The Suns initially extended a qualifying offer to Brooks for the 2012-13 season but would later withdraw the offer, making him an unrestricted free agent. So once again, Aaron Brooks was homeless, in a basketball sense.
The day after the Suns withdrew the offer, Brooks got a call from his old friend Bert Garcia asking him to come help with Viper youth camps. While he was in the area, Brooks met informally with Rockets general manager Daryl Morey and Rockets coach Kevin McHale about potentially returning to Houston as the starting point guard, since a disgruntled and unhappy Kyle Lowry had been traded to Toronto.
By mid-July Brooks had the Houston Rockets, Dallas Mavericks and Sacramento Kings requesting his point guard services for next year. On July 16 he announced that he would sign with the Kings, a two year deal worth $3.3 million. He also received a player option that allows him to opt out of the contract if his performance next season is deemed worthy beyond the $3.3 million guaranteed. He will serve as the primary backup to current Sacramento starter and former Washington Husky star Isaiah Thomas.
Aaron Brooks did not spend his collegiate basketball career at a basketball powerhouse. As a result, he thought the hard part of trying to become an NBA player was getting drafted. Little did he know, for him, that was actually the easy part. The roughest ordeal of the 27 year-old’s journey thus far has been a lack of opportunity to show teams and scouts that he’s still got what it takes to play every day, and that his jaw-dropping crossovers and deep three-pointers those same teams and scouts saw while he was a Duck are still there.
Tim Hardaway, one of the best point guards ever to play in the NBA once said, “I didn’t like how my NBA career ended because I wanted to go out on my own terms. But nobody tried to believe in me, that I could go back and play. I can still play at 39.”
Aaron Brooks has spent the last five years trying to prove to NBA teams that he is someone to believe in. He did after all help head the Rockets into the 2009 playoffs. The former Duck spent the last year playing in China trying to prove to NBA teams that he can come back to the NBA and play even at 27. Aaron Brooks is finally back in professional basketball in the United States, but it took a hefty helping of passion and persistence to keep that flame going.

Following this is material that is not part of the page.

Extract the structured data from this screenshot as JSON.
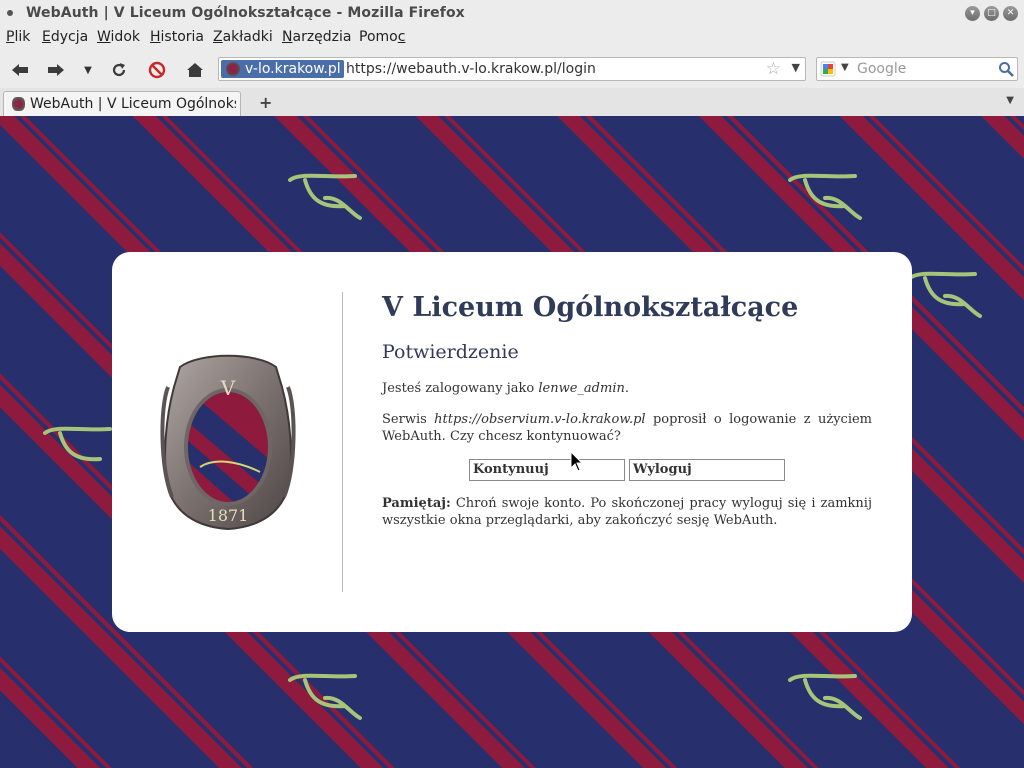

Nevertheless, with some Rěnnài and an ankle-breaking crossover move, The headband-wearing Agent 0 of old looks to make another drive at the NBA.